INSTRUCTIONS TO FOLLOW:
Any picture in the data below should be skipped, while every line is repeated exactly.

(Stored records)
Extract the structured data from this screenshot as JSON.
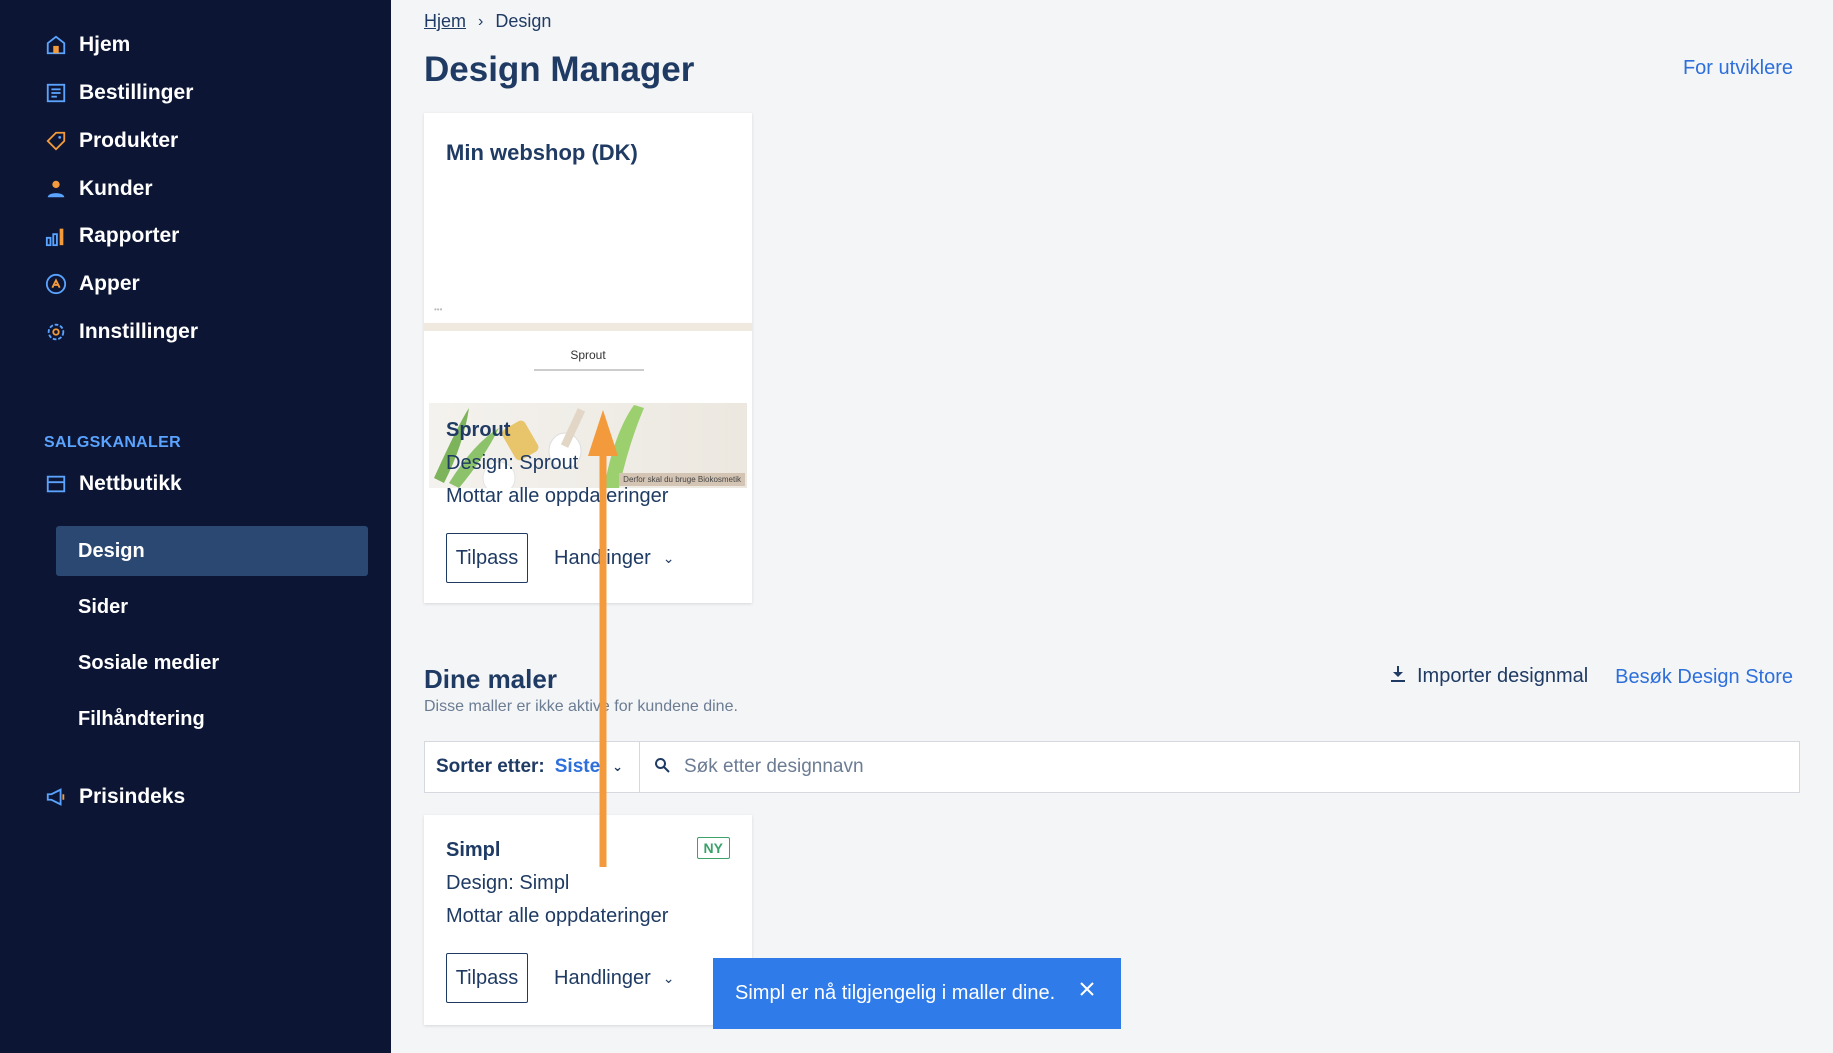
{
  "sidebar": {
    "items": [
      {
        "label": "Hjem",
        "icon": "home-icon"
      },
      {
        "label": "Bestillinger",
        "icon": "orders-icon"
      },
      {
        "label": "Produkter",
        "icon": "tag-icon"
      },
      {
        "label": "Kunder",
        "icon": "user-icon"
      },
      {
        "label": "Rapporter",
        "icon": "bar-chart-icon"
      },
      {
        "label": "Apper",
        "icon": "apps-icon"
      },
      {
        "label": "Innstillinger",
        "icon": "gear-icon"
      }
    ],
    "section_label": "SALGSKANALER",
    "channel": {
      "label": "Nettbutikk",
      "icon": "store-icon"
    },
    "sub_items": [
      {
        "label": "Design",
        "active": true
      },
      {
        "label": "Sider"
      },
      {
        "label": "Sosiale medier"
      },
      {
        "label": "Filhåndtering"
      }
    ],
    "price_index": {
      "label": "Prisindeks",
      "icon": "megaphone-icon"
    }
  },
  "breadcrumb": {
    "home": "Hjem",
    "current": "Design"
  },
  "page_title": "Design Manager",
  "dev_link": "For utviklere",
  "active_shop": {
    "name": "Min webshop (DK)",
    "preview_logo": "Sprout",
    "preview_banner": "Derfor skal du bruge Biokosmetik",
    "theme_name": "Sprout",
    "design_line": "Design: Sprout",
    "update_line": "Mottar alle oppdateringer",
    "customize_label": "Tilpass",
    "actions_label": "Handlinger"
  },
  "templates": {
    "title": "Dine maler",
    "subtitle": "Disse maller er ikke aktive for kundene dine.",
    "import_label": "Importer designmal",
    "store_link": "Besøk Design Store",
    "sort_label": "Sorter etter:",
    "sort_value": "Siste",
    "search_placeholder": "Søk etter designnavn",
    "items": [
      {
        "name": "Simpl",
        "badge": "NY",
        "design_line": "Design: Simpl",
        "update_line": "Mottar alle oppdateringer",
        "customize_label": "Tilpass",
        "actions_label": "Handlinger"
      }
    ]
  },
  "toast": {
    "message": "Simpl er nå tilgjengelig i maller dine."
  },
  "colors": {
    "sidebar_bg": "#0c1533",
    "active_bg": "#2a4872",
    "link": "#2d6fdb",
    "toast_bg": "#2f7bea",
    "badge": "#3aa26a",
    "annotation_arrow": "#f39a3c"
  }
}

EXERCISE SOLUTION:
Extract the structured data from this screenshot as JSON.
{
  "sidebar": {
    "items": [
      {
        "label": "Hjem",
        "icon": "home-icon"
      },
      {
        "label": "Bestillinger",
        "icon": "orders-icon"
      },
      {
        "label": "Produkter",
        "icon": "tag-icon"
      },
      {
        "label": "Kunder",
        "icon": "user-icon"
      },
      {
        "label": "Rapporter",
        "icon": "bar-chart-icon"
      },
      {
        "label": "Apper",
        "icon": "apps-icon"
      },
      {
        "label": "Innstillinger",
        "icon": "gear-icon"
      }
    ],
    "section_label": "SALGSKANALER",
    "channel": {
      "label": "Nettbutikk",
      "icon": "store-icon"
    },
    "sub_items": [
      {
        "label": "Design",
        "active": true
      },
      {
        "label": "Sider"
      },
      {
        "label": "Sosiale medier"
      },
      {
        "label": "Filhåndtering"
      }
    ],
    "price_index": {
      "label": "Prisindeks",
      "icon": "megaphone-icon"
    }
  },
  "breadcrumb": {
    "home": "Hjem",
    "current": "Design"
  },
  "page_title": "Design Manager",
  "dev_link": "For utviklere",
  "active_shop": {
    "name": "Min webshop (DK)",
    "preview_logo": "Sprout",
    "preview_banner": "Derfor skal du bruge Biokosmetik",
    "theme_name": "Sprout",
    "design_line": "Design: Sprout",
    "update_line": "Mottar alle oppdateringer",
    "customize_label": "Tilpass",
    "actions_label": "Handlinger"
  },
  "templates": {
    "title": "Dine maler",
    "subtitle": "Disse maller er ikke aktive for kundene dine.",
    "import_label": "Importer designmal",
    "store_link": "Besøk Design Store",
    "sort_label": "Sorter etter:",
    "sort_value": "Siste",
    "search_placeholder": "Søk etter designnavn",
    "items": [
      {
        "name": "Simpl",
        "badge": "NY",
        "design_line": "Design: Simpl",
        "update_line": "Mottar alle oppdateringer",
        "customize_label": "Tilpass",
        "actions_label": "Handlinger"
      }
    ]
  },
  "toast": {
    "message": "Simpl er nå tilgjengelig i maller dine."
  },
  "colors": {
    "sidebar_bg": "#0c1533",
    "active_bg": "#2a4872",
    "link": "#2d6fdb",
    "toast_bg": "#2f7bea",
    "badge": "#3aa26a",
    "annotation_arrow": "#f39a3c"
  }
}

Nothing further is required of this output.